Share this content

Moneyland by Oliver Bullough

Philip Fisher reviews a timely book for accountants, following the intelligence committee revelations about Russia.

22nd Jul 2020
Share this content

One of the consequences of the pandemic lockdown is an opportunity to spend more time at home and catch up on those movies and books that have been piled up for ages.

Moneyland is subtitled “Why thieves & crooks now rule the world & how to take it back”, which should be enough of a tempter for most prospective purchasers.

It becomes far more tempting in the wake of the revelations about Russian oligarchs and, possibly that country’s government, insidiously working their way into the upper echelons of British society, challenging our legal, financial and political systems.

The book should be compulsory reading for every accountant, since not only are many of the chapters shockingly entertaining but its depiction of wrongdoing in the world of finance is of relevance to our work.

These days, as compliance begins to overwhelm the day job, one of the most important areas for any accountant is the recognition of his or her obligations under money laundering and associated legislation.

Thanks to the skills of Oliver Bullough as an investigative journalist and the willingness of whistle-blowers to inform him of malpractice, readers can discover a great deal about the ways in which money can be hidden, tax avoided or more usually evaded and, it follows, situations in which we might need to be suspicious about the activities of our clients.

It is also an object lesson in how powerful the mythical country of Moneyland, as it has been christened by the author, has become.

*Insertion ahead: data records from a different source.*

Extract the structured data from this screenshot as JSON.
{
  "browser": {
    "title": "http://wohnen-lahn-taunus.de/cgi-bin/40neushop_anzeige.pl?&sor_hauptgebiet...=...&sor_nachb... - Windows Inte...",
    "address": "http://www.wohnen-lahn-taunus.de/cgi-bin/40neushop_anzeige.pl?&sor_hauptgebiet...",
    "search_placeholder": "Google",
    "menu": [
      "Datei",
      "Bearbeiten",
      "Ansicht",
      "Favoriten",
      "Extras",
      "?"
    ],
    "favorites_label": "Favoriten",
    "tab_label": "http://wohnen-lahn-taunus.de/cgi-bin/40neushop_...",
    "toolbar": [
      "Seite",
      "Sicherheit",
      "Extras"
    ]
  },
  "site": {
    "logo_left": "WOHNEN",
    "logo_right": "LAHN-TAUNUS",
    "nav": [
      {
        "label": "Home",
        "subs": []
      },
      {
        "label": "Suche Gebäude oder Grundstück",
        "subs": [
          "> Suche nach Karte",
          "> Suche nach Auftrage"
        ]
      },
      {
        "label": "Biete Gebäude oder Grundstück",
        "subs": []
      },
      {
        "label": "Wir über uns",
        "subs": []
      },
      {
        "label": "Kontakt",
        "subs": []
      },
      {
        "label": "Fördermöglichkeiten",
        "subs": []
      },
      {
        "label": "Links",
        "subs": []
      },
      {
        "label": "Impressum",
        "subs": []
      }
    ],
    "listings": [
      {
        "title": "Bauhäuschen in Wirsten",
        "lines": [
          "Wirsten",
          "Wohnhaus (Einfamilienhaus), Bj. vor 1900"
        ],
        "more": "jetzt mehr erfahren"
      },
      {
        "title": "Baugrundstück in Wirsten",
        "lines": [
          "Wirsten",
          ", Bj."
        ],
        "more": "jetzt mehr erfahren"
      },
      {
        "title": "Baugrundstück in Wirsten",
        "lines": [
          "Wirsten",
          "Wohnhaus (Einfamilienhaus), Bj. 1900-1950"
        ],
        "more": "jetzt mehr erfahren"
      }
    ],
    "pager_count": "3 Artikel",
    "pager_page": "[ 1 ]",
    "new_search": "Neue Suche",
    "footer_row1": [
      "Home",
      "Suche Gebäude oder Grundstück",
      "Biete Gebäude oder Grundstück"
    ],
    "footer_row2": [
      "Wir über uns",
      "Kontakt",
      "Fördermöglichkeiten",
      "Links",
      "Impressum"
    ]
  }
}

Make no mistake, Moneyland has great influence and, some might argue, can stand toe to toe with the governments of many countries and come out victorious.

The chapters detailing the champagne lifestyles enjoyed by the superrich might not appeal to everyone but they only comprise a small part of this book.

Far more significant are the detailed investigations into the ways in which many offshore territories have become not only tax havens but also shelters for the proceeds of crime.

The history is equally fascinating, as readers will discover the seeds of the secret finance industry, which has much to do with the efforts of our own dear country to protect the City of London after the war.

As we all know, former and current British protectorates also rely heavily on their ability to shelter money that often comes in dubious sources, either to assist criminals or help those who prefer not to pay the taxes that are due in their home countries.

One of the pleasures of reading chapter after chapter retelling stories of bad behaviour is to discover where one’s own tolerance finally gives out.

Most are unlikely to have a problem with the victims of the Nazis hiding their funds overseas. Others might well recognise that if you come from a country where the legal authorities are weak, it may be good practice to store your wealth somewhere safe.

The idea of bearing a surrogate child as a means of avoiding inheritance taxes could be pushing things a little too far for most tastes, while hearing stories of the leaders of states taking bribes or blatantly stealing from their starving citizens will surely turn almost every stomach.

However, much of what goes on lies somewhere in between these extremes. High finance can easily bleed over into something that doesn’t smell quite so much of roses and it is instructive that a number of leading Swiss banks have found themselves in the manure at very great cost.

While cinemas, restaurants and football grounds are closed, this is an opportunity to seek other forms of entertainment and Moneyland should definitely find a place on every thinking accountant’s book pile.

Replies (0)

Please login or register to join the discussion.

There are currently no replies, be the first to post a reply.